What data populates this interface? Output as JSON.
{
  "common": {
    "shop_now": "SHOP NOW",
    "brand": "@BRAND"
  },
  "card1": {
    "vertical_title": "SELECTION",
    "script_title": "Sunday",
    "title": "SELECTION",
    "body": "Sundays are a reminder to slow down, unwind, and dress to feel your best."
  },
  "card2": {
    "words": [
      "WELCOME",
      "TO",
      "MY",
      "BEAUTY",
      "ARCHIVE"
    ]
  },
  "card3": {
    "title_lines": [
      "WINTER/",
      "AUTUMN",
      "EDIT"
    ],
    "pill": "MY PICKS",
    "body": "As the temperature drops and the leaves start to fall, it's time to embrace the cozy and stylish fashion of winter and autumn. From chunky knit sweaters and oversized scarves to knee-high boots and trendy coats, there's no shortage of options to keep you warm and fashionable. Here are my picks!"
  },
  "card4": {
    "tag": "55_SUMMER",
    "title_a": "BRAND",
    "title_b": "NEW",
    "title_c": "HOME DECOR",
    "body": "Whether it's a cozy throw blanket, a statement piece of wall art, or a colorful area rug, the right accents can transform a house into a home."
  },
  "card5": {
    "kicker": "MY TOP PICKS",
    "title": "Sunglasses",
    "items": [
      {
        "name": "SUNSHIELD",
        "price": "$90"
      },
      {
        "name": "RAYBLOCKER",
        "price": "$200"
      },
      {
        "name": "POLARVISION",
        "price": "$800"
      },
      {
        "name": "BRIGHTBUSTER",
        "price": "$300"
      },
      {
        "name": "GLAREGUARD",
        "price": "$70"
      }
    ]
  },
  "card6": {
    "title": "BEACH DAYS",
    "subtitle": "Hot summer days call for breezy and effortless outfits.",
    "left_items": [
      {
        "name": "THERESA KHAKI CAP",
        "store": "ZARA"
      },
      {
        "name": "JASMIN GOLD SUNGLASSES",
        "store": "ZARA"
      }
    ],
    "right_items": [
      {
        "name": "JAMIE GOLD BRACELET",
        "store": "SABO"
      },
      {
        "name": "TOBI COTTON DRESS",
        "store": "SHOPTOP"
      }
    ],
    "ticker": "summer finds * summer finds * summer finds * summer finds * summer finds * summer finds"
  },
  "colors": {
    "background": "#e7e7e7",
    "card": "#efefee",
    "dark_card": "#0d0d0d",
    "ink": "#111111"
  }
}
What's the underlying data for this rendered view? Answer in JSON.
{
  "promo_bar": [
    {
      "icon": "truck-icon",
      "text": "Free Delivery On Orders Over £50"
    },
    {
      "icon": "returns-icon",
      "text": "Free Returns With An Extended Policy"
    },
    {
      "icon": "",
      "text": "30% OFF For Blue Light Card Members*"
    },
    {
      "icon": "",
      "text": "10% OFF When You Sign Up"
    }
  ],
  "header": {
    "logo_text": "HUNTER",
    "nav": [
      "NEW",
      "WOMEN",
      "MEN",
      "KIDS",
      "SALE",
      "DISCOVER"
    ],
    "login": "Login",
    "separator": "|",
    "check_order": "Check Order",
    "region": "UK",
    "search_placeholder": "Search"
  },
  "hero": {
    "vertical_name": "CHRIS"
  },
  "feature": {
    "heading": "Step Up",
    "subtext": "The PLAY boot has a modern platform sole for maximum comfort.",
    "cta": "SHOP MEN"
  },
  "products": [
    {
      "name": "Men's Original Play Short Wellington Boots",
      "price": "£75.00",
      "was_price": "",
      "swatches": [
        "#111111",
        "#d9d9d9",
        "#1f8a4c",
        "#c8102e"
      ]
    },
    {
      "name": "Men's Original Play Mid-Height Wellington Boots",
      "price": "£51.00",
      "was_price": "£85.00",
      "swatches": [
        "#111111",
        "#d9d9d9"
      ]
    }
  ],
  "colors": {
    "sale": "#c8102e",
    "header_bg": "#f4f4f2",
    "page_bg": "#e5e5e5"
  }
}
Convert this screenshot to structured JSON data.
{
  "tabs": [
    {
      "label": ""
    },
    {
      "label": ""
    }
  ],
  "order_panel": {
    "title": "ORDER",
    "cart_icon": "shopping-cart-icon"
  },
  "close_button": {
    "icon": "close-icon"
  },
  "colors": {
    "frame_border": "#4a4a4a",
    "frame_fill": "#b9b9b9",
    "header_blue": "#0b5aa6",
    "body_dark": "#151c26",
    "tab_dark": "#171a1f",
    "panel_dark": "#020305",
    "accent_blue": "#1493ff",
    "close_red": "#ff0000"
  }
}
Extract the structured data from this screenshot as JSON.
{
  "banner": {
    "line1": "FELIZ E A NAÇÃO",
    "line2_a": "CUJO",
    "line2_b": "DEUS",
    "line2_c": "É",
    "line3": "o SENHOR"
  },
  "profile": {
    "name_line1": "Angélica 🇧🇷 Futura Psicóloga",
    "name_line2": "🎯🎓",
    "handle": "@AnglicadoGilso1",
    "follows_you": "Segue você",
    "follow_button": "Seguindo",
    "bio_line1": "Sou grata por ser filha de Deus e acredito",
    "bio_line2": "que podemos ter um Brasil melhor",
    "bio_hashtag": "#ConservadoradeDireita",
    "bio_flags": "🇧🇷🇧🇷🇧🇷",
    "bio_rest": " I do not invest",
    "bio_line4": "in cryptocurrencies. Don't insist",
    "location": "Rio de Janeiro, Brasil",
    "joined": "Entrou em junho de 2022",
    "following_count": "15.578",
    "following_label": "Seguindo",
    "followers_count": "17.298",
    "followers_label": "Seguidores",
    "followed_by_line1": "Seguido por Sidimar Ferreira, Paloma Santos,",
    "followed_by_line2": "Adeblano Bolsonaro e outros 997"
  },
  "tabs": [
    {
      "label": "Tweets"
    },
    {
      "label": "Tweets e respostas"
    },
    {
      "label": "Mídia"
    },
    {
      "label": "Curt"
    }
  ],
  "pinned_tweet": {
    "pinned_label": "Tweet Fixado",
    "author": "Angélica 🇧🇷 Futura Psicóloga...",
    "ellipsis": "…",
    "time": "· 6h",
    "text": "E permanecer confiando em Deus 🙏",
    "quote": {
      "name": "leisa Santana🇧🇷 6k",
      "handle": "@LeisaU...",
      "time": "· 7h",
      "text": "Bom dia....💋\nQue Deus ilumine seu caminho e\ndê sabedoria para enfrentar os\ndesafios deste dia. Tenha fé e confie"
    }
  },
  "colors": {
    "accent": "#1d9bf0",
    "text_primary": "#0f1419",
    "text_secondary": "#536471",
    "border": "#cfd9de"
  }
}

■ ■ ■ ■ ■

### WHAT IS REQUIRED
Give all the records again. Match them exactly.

### ANSWER TO THE EXERCISE
What data populates this interface? Output as JSON.
{
  "common": {
    "shop_now": "SHOP NOW",
    "brand": "@BRAND"
  },
  "card1": {
    "vertical_title": "SELECTION",
    "script_title": "Sunday",
    "title": "SELECTION",
    "body": "Sundays are a reminder to slow down, unwind, and dress to feel your best."
  },
  "card2": {
    "words": [
      "WELCOME",
      "TO",
      "MY",
      "BEAUTY",
      "ARCHIVE"
    ]
  },
  "card3": {
    "title_lines": [
      "WINTER/",
      "AUTUMN",
      "EDIT"
    ],
    "pill": "MY PICKS",
    "body": "As the temperature drops and the leaves start to fall, it's time to embrace the cozy and stylish fashion of winter and autumn. From chunky knit sweaters and oversized scarves to knee-high boots and trendy coats, there's no shortage of options to keep you warm and fashionable. Here are my picks!"
  },
  "card4": {
    "tag": "55_SUMMER",
    "title_a": "BRAND",
    "title_b": "NEW",
    "title_c": "HOME DECOR",
    "body": "Whether it's a cozy throw blanket, a statement piece of wall art, or a colorful area rug, the right accents can transform a house into a home."
  },
  "card5": {
    "kicker": "MY TOP PICKS",
    "title": "Sunglasses",
    "items": [
      {
        "name": "SUNSHIELD",
        "price": "$90"
      },
      {
        "name": "RAYBLOCKER",
        "price": "$200"
      },
      {
        "name": "POLARVISION",
        "price": "$800"
      },
      {
        "name": "BRIGHTBUSTER",
        "price": "$300"
      },
      {
        "name": "GLAREGUARD",
        "price": "$70"
      }
    ]
  },
  "card6": {
    "title": "BEACH DAYS",
    "subtitle": "Hot summer days call for breezy and effortless outfits.",
    "left_items": [
      {
        "name": "THERESA KHAKI CAP",
        "store": "ZARA"
      },
      {
        "name": "JASMIN GOLD SUNGLASSES",
        "store": "ZARA"
      }
    ],
    "right_items": [
      {
        "name": "JAMIE GOLD BRACELET",
        "store": "SABO"
      },
      {
        "name": "TOBI COTTON DRESS",
        "store": "SHOPTOP"
      }
    ],
    "ticker": "summer finds * summer finds * summer finds * summer finds * summer finds * summer finds"
  },
  "colors": {
    "background": "#e7e7e7",
    "card": "#efefee",
    "dark_card": "#0d0d0d",
    "ink": "#111111"
  }
}
What's the underlying data for this rendered view? Answer in JSON.
{
  "promo_bar": [
    {
      "icon": "truck-icon",
      "text": "Free Delivery On Orders Over £50"
    },
    {
      "icon": "returns-icon",
      "text": "Free Returns With An Extended Policy"
    },
    {
      "icon": "",
      "text": "30% OFF For Blue Light Card Members*"
    },
    {
      "icon": "",
      "text": "10% OFF When You Sign Up"
    }
  ],
  "header": {
    "logo_text": "HUNTER",
    "nav": [
      "NEW",
      "WOMEN",
      "MEN",
      "KIDS",
      "SALE",
      "DISCOVER"
    ],
    "login": "Login",
    "separator": "|",
    "check_order": "Check Order",
    "region": "UK",
    "search_placeholder": "Search"
  },
  "hero": {
    "vertical_name": "CHRIS"
  },
  "feature": {
    "heading": "Step Up",
    "subtext": "The PLAY boot has a modern platform sole for maximum comfort.",
    "cta": "SHOP MEN"
  },
  "products": [
    {
      "name": "Men's Original Play Short Wellington Boots",
      "price": "£75.00",
      "was_price": "",
      "swatches": [
        "#111111",
        "#d9d9d9",
        "#1f8a4c",
        "#c8102e"
      ]
    },
    {
      "name": "Men's Original Play Mid-Height Wellington Boots",
      "price": "£51.00",
      "was_price": "£85.00",
      "swatches": [
        "#111111",
        "#d9d9d9"
      ]
    }
  ],
  "colors": {
    "sale": "#c8102e",
    "header_bg": "#f4f4f2",
    "page_bg": "#e5e5e5"
  }
}
Convert this screenshot to structured JSON data.
{
  "tabs": [
    {
      "label": ""
    },
    {
      "label": ""
    }
  ],
  "order_panel": {
    "title": "ORDER",
    "cart_icon": "shopping-cart-icon"
  },
  "close_button": {
    "icon": "close-icon"
  },
  "colors": {
    "frame_border": "#4a4a4a",
    "frame_fill": "#b9b9b9",
    "header_blue": "#0b5aa6",
    "body_dark": "#151c26",
    "tab_dark": "#171a1f",
    "panel_dark": "#020305",
    "accent_blue": "#1493ff",
    "close_red": "#ff0000"
  }
}
Extract the structured data from this screenshot as JSON.
{
  "banner": {
    "line1": "FELIZ E A NAÇÃO",
    "line2_a": "CUJO",
    "line2_b": "DEUS",
    "line2_c": "É",
    "line3": "o SENHOR"
  },
  "profile": {
    "name_line1": "Angélica 🇧🇷 Futura Psicóloga",
    "name_line2": "🎯🎓",
    "handle": "@AnglicadoGilso1",
    "follows_you": "Segue você",
    "follow_button": "Seguindo",
    "bio_line1": "Sou grata por ser filha de Deus e acredito",
    "bio_line2": "que podemos ter um Brasil melhor",
    "bio_hashtag": "#ConservadoradeDireita",
    "bio_flags": "🇧🇷🇧🇷🇧🇷",
    "bio_rest": " I do not invest",
    "bio_line4": "in cryptocurrencies. Don't insist",
    "location": "Rio de Janeiro, Brasil",
    "joined": "Entrou em junho de 2022",
    "following_count": "15.578",
    "following_label": "Seguindo",
    "followers_count": "17.298",
    "followers_label": "Seguidores",
    "followed_by_line1": "Seguido por Sidimar Ferreira, Paloma Santos,",
    "followed_by_line2": "Adeblano Bolsonaro e outros 997"
  },
  "tabs": [
    {
      "label": "Tweets"
    },
    {
      "label": "Tweets e respostas"
    },
    {
      "label": "Mídia"
    },
    {
      "label": "Curt"
    }
  ],
  "pinned_tweet": {
    "pinned_label": "Tweet Fixado",
    "author": "Angélica 🇧🇷 Futura Psicóloga...",
    "ellipsis": "…",
    "time": "· 6h",
    "text": "E permanecer confiando em Deus 🙏",
    "quote": {
      "name": "leisa Santana🇧🇷 6k",
      "handle": "@LeisaU...",
      "time": "· 7h",
      "text": "Bom dia....💋\nQue Deus ilumine seu caminho e\ndê sabedoria para enfrentar os\ndesafios deste dia. Tenha fé e confie"
    }
  },
  "colors": {
    "accent": "#1d9bf0",
    "text_primary": "#0f1419",
    "text_secondary": "#536471",
    "border": "#cfd9de"
  }
}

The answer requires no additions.